Scan the lines below for the string "TableName". Reply with how many match, and no other words.

○ ○ ○ ○ ○

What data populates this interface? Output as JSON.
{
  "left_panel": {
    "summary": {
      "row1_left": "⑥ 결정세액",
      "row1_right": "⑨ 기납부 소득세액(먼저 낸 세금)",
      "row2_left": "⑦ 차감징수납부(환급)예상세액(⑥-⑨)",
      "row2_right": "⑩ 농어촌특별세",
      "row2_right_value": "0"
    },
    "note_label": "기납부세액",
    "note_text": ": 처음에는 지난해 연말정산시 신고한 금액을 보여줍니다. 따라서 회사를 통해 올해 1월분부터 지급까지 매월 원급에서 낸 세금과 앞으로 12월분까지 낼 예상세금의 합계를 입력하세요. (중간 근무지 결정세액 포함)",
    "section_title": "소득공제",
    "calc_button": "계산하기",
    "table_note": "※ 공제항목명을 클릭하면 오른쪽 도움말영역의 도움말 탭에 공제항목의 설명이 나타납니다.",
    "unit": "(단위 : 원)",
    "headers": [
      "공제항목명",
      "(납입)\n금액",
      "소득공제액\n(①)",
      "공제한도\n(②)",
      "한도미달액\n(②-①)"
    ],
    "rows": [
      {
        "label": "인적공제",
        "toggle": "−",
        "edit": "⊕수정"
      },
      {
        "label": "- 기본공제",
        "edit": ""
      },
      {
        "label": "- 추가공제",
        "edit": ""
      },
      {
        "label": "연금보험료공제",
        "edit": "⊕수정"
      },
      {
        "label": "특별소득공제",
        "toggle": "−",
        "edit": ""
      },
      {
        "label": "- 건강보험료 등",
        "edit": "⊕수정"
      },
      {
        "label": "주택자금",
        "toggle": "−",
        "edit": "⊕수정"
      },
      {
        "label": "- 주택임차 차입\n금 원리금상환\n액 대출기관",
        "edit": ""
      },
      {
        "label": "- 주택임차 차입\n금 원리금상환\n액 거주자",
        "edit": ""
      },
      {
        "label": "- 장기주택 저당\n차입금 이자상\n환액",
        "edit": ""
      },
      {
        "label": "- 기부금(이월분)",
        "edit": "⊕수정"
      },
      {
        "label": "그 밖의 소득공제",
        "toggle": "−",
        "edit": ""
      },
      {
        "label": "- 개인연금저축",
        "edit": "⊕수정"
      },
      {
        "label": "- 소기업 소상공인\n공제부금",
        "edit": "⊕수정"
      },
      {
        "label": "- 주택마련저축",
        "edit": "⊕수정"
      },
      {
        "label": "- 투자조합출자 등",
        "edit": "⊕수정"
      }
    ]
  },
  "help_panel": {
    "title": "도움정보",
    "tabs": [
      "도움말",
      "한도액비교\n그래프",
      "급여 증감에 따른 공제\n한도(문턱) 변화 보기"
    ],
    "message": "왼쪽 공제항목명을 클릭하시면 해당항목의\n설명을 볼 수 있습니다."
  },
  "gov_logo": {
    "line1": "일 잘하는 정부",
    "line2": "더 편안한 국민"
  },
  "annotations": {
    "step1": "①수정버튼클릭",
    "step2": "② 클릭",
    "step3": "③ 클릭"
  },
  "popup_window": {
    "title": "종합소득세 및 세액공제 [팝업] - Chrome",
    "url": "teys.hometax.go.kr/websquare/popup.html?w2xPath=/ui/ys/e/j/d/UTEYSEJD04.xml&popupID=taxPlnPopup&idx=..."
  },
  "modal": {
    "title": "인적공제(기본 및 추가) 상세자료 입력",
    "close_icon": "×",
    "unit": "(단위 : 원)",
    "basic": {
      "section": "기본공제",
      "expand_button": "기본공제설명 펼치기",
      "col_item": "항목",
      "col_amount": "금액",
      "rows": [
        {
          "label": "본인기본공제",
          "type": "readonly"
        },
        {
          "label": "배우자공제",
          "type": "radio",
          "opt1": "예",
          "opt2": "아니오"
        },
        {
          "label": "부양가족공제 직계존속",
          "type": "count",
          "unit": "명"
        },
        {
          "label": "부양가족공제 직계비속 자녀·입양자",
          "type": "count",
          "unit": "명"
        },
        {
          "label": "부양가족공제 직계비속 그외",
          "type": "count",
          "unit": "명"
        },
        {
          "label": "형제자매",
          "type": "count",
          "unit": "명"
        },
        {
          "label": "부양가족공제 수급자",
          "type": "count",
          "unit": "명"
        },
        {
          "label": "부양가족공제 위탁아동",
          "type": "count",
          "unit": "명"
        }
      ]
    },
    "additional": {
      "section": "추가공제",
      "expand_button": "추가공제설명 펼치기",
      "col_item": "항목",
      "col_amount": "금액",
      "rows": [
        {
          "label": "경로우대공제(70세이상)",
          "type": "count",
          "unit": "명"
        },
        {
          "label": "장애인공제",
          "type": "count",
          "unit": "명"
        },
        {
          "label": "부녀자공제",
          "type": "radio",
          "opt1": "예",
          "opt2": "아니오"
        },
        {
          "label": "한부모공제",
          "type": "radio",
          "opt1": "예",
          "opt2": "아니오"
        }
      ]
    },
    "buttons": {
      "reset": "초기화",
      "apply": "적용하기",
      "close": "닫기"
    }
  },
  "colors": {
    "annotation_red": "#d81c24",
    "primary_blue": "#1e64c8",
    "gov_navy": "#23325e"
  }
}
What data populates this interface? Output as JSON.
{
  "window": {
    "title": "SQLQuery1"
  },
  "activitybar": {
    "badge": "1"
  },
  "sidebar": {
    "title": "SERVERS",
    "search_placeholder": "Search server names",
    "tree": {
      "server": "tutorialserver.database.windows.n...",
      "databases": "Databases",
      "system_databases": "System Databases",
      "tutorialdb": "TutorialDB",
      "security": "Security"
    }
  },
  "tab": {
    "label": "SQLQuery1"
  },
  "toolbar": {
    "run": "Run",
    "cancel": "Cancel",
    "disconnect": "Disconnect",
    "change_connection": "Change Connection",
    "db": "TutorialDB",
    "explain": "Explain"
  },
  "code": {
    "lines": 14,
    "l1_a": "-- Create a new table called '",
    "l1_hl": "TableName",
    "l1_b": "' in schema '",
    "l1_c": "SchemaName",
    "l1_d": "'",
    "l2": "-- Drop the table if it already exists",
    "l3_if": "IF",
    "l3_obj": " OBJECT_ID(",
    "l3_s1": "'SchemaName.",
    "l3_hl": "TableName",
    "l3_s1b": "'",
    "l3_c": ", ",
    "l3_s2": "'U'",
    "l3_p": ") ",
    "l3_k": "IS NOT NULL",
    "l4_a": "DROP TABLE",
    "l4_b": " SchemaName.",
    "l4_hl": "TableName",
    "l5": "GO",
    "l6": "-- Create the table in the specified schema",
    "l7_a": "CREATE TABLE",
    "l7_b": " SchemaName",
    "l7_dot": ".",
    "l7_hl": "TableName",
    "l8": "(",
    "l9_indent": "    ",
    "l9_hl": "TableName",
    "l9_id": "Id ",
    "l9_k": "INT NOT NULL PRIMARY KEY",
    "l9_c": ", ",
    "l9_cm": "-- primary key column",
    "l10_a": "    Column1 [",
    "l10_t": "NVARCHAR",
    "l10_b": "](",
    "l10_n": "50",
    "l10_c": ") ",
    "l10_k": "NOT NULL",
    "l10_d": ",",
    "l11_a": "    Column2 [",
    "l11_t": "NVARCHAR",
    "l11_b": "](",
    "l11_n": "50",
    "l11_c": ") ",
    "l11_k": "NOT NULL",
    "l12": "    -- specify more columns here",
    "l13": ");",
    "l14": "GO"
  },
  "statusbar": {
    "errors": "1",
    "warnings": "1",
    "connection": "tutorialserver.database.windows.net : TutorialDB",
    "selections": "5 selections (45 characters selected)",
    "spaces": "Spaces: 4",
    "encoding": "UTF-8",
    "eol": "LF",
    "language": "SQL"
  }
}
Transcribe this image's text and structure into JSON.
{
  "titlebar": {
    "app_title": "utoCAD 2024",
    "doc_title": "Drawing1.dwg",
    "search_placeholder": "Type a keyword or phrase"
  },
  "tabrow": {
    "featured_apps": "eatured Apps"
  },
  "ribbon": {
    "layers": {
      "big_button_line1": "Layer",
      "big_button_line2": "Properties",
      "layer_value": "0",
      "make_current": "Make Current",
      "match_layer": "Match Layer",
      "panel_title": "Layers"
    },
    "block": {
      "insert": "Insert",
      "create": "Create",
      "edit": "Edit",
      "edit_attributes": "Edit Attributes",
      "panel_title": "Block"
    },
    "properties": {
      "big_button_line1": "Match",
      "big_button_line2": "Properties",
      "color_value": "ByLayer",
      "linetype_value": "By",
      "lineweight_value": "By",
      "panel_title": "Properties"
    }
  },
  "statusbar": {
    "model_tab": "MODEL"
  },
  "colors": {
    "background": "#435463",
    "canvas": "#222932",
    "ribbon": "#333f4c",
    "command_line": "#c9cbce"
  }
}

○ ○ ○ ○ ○

*Expected answer*: 5